Rome -- The pope, petting a seeing-eye dog? It happened at Pope Francis' media conference the Saturday morning after his election. As a blind man approached the stage, even the most hardened journalist might have found himself cheering the pontiff on.
St. Francis of Assisi, the new pope's namesake, has been described to me in recent days here as perhaps even more well-known than Jesus Christ -- an exaggeration, but also worth reflection. St. Francis has become a bit of a simplified saint. Peace, love and kindness to animals, Francis is sometimes portrayed as a "hippie." This misses the radical nature of God's love and the Christian's duty to it.
There is a potential danger in the out-of-the-gates popularity of the new pope. With all the hoopla surrounding him, we could miss the larger point.
Take Pope Francis' call to poverty, for instance.
A healthy walk from St. Peter's Square stands San Paolo alla Regola, on the ground where St. Paul is believed to have first lived in Rome, under house arrest. It's a Baroque church, in a Franciscan style complete with faux marble -- beautiful but nowhere near ostentatious. It's a subtle reminder that our material goods should always be related to our mission. And while we may honor God with riches -- there is a magnificent bronze sculpture of Christ crucified -- what He is after is our faithfulness.
The men of the Christian Life Movement who live there have caught on to this. So much so that they are consecrated laymen -- they take vows of celibacy and obedience -- dedicated to the Church, living in a convent. They pray together as a community, they invite people in -- there is Bible study for men and women, catechesis, as well as sports. They know that evangelization comes through friendship and engagement. And these men witness with their lives, reaching out and inviting people in. They're living what they believe to be God's will for them, and are delighted to do so.
Their chaplain, Fr. Jose Tola, says the pope is reminding us that "Jesus Christ must be the center of the Church's life." Would that Christians actually live this way!
Alejandro Bermudez, a journalist in town for the papal transition, suggests that the phrase "a Church that is poor for the poor" should be taken "at face value sine glossa -- 'without footnotes,' as St. Francis of Assisi said about how we should live the Gospel -- no matter how challenging it sounds and how radically we need to change."

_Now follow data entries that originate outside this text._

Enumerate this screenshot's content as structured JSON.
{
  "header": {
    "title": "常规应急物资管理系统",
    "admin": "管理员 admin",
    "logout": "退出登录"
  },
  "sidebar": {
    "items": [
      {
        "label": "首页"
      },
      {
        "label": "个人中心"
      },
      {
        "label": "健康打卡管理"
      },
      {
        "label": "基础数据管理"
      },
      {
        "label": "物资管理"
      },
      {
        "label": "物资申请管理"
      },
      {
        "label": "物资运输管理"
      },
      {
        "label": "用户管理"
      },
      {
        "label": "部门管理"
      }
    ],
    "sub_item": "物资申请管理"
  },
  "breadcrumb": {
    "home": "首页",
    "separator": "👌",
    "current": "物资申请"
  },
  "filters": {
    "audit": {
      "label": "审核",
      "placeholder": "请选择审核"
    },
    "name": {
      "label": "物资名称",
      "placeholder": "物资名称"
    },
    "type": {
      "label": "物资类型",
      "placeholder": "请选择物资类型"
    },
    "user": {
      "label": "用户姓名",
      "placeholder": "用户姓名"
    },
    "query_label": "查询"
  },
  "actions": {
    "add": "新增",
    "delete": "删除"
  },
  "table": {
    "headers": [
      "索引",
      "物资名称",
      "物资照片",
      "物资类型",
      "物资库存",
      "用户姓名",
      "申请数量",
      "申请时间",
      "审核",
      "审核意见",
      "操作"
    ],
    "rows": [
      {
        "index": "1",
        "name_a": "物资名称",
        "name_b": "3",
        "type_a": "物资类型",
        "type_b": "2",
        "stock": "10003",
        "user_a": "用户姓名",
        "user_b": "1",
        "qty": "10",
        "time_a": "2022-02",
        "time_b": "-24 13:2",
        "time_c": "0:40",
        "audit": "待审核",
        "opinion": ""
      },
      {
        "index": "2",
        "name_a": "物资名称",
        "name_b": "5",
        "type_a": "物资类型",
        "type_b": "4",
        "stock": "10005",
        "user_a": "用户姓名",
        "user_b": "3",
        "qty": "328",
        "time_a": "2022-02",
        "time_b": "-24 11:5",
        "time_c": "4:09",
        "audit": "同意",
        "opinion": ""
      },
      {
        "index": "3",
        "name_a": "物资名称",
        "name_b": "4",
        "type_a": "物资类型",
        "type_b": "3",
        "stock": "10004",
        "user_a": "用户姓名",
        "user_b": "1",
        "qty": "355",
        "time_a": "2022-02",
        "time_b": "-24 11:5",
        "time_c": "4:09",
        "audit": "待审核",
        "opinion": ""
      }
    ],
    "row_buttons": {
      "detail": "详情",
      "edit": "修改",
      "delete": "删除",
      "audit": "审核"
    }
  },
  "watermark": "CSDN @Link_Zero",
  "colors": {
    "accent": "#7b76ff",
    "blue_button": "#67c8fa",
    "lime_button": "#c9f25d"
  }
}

This Holy Thursday, Pope Francis will wash the feet of teenagers at a prison for minors. When Pope Benedict XVI celebrated Mass there in 2007, he said: "We live with others, we were created together with others and only in being with others, in giving ourselves to others, do we find life."
He said that as creatures made in God's image but endowed with the will to choose our own path, to accept or reject God's love, we must discern what freedom is and what it is not.
"Freedom, we can say, is a springboard from which to dive into the infinite sea of divine goodness, but it can also become a tilted plane on which to slide toward the abyss of sin and evil and thus also to lose freedom and our dignity," Pope Benedict said.
So much of what the Church says can only be comprehended when this is understood: Its message is one of constant conversion, of a freedom beyond this world, of love and mercy. When we start looking and hearing outside our political viewpoints, we see what's different here, and what it has to offer the world. That's some of what the media seem so fascinated by, during Pope Benedict's post-resignation period. Francis has caught the attention of the world. Christians, the world is paying attention, wanting us to live our call.